*** Begin section ***

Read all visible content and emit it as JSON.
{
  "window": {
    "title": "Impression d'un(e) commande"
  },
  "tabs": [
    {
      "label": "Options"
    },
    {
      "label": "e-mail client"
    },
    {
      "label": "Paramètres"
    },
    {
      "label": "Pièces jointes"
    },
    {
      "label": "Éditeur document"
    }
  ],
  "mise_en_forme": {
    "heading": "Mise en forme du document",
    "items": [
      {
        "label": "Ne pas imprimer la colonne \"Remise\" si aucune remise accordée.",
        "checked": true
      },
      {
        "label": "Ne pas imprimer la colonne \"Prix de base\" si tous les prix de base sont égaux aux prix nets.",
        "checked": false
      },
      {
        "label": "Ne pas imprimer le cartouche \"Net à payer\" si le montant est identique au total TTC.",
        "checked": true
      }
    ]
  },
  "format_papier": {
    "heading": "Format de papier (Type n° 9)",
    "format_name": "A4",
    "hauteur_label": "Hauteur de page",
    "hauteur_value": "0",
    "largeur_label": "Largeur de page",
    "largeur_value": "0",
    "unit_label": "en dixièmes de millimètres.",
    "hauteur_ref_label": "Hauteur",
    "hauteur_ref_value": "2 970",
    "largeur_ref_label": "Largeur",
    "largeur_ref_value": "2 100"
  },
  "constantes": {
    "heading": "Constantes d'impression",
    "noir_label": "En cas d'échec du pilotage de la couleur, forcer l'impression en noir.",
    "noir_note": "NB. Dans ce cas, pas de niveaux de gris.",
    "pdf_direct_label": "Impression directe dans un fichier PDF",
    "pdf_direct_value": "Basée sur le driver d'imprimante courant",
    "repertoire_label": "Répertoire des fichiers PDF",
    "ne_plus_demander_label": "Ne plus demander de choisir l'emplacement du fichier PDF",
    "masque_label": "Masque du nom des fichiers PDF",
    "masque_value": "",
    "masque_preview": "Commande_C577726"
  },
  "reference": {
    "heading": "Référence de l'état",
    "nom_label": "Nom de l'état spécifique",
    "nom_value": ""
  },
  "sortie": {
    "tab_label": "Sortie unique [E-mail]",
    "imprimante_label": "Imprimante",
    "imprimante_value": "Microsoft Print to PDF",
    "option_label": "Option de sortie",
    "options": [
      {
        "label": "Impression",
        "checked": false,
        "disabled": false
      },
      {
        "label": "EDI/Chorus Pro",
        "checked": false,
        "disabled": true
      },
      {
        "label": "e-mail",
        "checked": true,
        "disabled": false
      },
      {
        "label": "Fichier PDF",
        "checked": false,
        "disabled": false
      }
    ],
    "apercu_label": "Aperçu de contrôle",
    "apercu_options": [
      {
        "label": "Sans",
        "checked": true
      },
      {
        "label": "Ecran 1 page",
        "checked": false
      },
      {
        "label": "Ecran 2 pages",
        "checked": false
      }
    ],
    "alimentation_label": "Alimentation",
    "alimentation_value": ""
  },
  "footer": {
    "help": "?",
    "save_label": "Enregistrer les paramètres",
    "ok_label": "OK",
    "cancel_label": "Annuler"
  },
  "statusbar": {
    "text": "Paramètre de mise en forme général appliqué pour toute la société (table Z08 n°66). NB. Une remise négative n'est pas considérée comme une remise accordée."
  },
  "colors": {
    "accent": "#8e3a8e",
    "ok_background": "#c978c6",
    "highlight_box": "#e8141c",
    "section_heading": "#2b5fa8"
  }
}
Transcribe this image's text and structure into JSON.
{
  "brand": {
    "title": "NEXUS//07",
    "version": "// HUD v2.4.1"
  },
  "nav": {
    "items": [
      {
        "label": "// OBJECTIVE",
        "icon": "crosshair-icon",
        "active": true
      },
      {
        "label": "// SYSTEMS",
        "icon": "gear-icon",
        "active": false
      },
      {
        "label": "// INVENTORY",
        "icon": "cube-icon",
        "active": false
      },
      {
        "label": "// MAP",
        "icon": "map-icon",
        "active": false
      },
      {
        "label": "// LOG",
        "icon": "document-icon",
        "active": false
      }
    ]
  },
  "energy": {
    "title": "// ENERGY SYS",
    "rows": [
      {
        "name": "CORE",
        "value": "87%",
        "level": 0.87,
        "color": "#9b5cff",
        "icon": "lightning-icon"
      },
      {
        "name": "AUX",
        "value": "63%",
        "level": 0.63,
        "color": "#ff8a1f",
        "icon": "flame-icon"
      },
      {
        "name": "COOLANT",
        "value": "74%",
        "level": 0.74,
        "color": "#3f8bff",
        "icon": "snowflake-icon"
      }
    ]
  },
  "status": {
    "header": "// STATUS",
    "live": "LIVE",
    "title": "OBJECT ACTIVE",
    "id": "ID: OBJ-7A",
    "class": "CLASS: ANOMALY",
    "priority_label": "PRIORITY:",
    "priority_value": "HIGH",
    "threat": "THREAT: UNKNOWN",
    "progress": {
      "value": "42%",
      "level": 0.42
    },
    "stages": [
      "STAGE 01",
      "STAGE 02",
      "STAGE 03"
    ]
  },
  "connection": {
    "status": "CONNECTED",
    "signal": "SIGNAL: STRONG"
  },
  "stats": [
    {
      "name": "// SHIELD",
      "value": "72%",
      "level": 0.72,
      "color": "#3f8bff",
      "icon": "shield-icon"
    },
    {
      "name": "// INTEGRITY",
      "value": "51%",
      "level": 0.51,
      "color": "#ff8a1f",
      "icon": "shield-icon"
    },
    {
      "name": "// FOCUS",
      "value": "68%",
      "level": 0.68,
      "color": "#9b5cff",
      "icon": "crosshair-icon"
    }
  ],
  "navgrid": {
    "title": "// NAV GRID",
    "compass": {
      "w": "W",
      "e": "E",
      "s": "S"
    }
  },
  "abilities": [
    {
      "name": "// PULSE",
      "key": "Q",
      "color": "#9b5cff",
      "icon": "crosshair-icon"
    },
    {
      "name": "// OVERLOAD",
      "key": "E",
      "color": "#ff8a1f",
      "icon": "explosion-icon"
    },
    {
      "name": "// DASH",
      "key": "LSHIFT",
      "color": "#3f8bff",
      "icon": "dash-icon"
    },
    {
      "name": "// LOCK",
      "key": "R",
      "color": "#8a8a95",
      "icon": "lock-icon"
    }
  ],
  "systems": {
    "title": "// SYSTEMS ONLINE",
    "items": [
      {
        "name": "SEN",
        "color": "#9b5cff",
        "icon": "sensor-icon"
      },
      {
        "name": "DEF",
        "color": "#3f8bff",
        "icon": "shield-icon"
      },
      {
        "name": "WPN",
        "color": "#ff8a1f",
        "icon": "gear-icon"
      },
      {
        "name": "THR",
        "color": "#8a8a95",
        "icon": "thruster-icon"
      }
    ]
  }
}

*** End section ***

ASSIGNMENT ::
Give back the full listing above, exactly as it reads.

YOUR SOLUTION ::
Read all visible content and emit it as JSON.
{
  "window": {
    "title": "Impression d'un(e) commande"
  },
  "tabs": [
    {
      "label": "Options"
    },
    {
      "label": "e-mail client"
    },
    {
      "label": "Paramètres"
    },
    {
      "label": "Pièces jointes"
    },
    {
      "label": "Éditeur document"
    }
  ],
  "mise_en_forme": {
    "heading": "Mise en forme du document",
    "items": [
      {
        "label": "Ne pas imprimer la colonne \"Remise\" si aucune remise accordée.",
        "checked": true
      },
      {
        "label": "Ne pas imprimer la colonne \"Prix de base\" si tous les prix de base sont égaux aux prix nets.",
        "checked": false
      },
      {
        "label": "Ne pas imprimer le cartouche \"Net à payer\" si le montant est identique au total TTC.",
        "checked": true
      }
    ]
  },
  "format_papier": {
    "heading": "Format de papier (Type n° 9)",
    "format_name": "A4",
    "hauteur_label": "Hauteur de page",
    "hauteur_value": "0",
    "largeur_label": "Largeur de page",
    "largeur_value": "0",
    "unit_label": "en dixièmes de millimètres.",
    "hauteur_ref_label": "Hauteur",
    "hauteur_ref_value": "2 970",
    "largeur_ref_label": "Largeur",
    "largeur_ref_value": "2 100"
  },
  "constantes": {
    "heading": "Constantes d'impression",
    "noir_label": "En cas d'échec du pilotage de la couleur, forcer l'impression en noir.",
    "noir_note": "NB. Dans ce cas, pas de niveaux de gris.",
    "pdf_direct_label": "Impression directe dans un fichier PDF",
    "pdf_direct_value": "Basée sur le driver d'imprimante courant",
    "repertoire_label": "Répertoire des fichiers PDF",
    "ne_plus_demander_label": "Ne plus demander de choisir l'emplacement du fichier PDF",
    "masque_label": "Masque du nom des fichiers PDF",
    "masque_value": "",
    "masque_preview": "Commande_C577726"
  },
  "reference": {
    "heading": "Référence de l'état",
    "nom_label": "Nom de l'état spécifique",
    "nom_value": ""
  },
  "sortie": {
    "tab_label": "Sortie unique [E-mail]",
    "imprimante_label": "Imprimante",
    "imprimante_value": "Microsoft Print to PDF",
    "option_label": "Option de sortie",
    "options": [
      {
        "label": "Impression",
        "checked": false,
        "disabled": false
      },
      {
        "label": "EDI/Chorus Pro",
        "checked": false,
        "disabled": true
      },
      {
        "label": "e-mail",
        "checked": true,
        "disabled": false
      },
      {
        "label": "Fichier PDF",
        "checked": false,
        "disabled": false
      }
    ],
    "apercu_label": "Aperçu de contrôle",
    "apercu_options": [
      {
        "label": "Sans",
        "checked": true
      },
      {
        "label": "Ecran 1 page",
        "checked": false
      },
      {
        "label": "Ecran 2 pages",
        "checked": false
      }
    ],
    "alimentation_label": "Alimentation",
    "alimentation_value": ""
  },
  "footer": {
    "help": "?",
    "save_label": "Enregistrer les paramètres",
    "ok_label": "OK",
    "cancel_label": "Annuler"
  },
  "statusbar": {
    "text": "Paramètre de mise en forme général appliqué pour toute la société (table Z08 n°66). NB. Une remise négative n'est pas considérée comme une remise accordée."
  },
  "colors": {
    "accent": "#8e3a8e",
    "ok_background": "#c978c6",
    "highlight_box": "#e8141c",
    "section_heading": "#2b5fa8"
  }
}
Transcribe this image's text and structure into JSON.
{
  "brand": {
    "title": "NEXUS//07",
    "version": "// HUD v2.4.1"
  },
  "nav": {
    "items": [
      {
        "label": "// OBJECTIVE",
        "icon": "crosshair-icon",
        "active": true
      },
      {
        "label": "// SYSTEMS",
        "icon": "gear-icon",
        "active": false
      },
      {
        "label": "// INVENTORY",
        "icon": "cube-icon",
        "active": false
      },
      {
        "label": "// MAP",
        "icon": "map-icon",
        "active": false
      },
      {
        "label": "// LOG",
        "icon": "document-icon",
        "active": false
      }
    ]
  },
  "energy": {
    "title": "// ENERGY SYS",
    "rows": [
      {
        "name": "CORE",
        "value": "87%",
        "level": 0.87,
        "color": "#9b5cff",
        "icon": "lightning-icon"
      },
      {
        "name": "AUX",
        "value": "63%",
        "level": 0.63,
        "color": "#ff8a1f",
        "icon": "flame-icon"
      },
      {
        "name": "COOLANT",
        "value": "74%",
        "level": 0.74,
        "color": "#3f8bff",
        "icon": "snowflake-icon"
      }
    ]
  },
  "status": {
    "header": "// STATUS",
    "live": "LIVE",
    "title": "OBJECT ACTIVE",
    "id": "ID: OBJ-7A",
    "class": "CLASS: ANOMALY",
    "priority_label": "PRIORITY:",
    "priority_value": "HIGH",
    "threat": "THREAT: UNKNOWN",
    "progress": {
      "value": "42%",
      "level": 0.42
    },
    "stages": [
      "STAGE 01",
      "STAGE 02",
      "STAGE 03"
    ]
  },
  "connection": {
    "status": "CONNECTED",
    "signal": "SIGNAL: STRONG"
  },
  "stats": [
    {
      "name": "// SHIELD",
      "value": "72%",
      "level": 0.72,
      "color": "#3f8bff",
      "icon": "shield-icon"
    },
    {
      "name": "// INTEGRITY",
      "value": "51%",
      "level": 0.51,
      "color": "#ff8a1f",
      "icon": "shield-icon"
    },
    {
      "name": "// FOCUS",
      "value": "68%",
      "level": 0.68,
      "color": "#9b5cff",
      "icon": "crosshair-icon"
    }
  ],
  "navgrid": {
    "title": "// NAV GRID",
    "compass": {
      "w": "W",
      "e": "E",
      "s": "S"
    }
  },
  "abilities": [
    {
      "name": "// PULSE",
      "key": "Q",
      "color": "#9b5cff",
      "icon": "crosshair-icon"
    },
    {
      "name": "// OVERLOAD",
      "key": "E",
      "color": "#ff8a1f",
      "icon": "explosion-icon"
    },
    {
      "name": "// DASH",
      "key": "LSHIFT",
      "color": "#3f8bff",
      "icon": "dash-icon"
    },
    {
      "name": "// LOCK",
      "key": "R",
      "color": "#8a8a95",
      "icon": "lock-icon"
    }
  ],
  "systems": {
    "title": "// SYSTEMS ONLINE",
    "items": [
      {
        "name": "SEN",
        "color": "#9b5cff",
        "icon": "sensor-icon"
      },
      {
        "name": "DEF",
        "color": "#3f8bff",
        "icon": "shield-icon"
      },
      {
        "name": "WPN",
        "color": "#ff8a1f",
        "icon": "gear-icon"
      },
      {
        "name": "THR",
        "color": "#8a8a95",
        "icon": "thruster-icon"
      }
    ]
  }
}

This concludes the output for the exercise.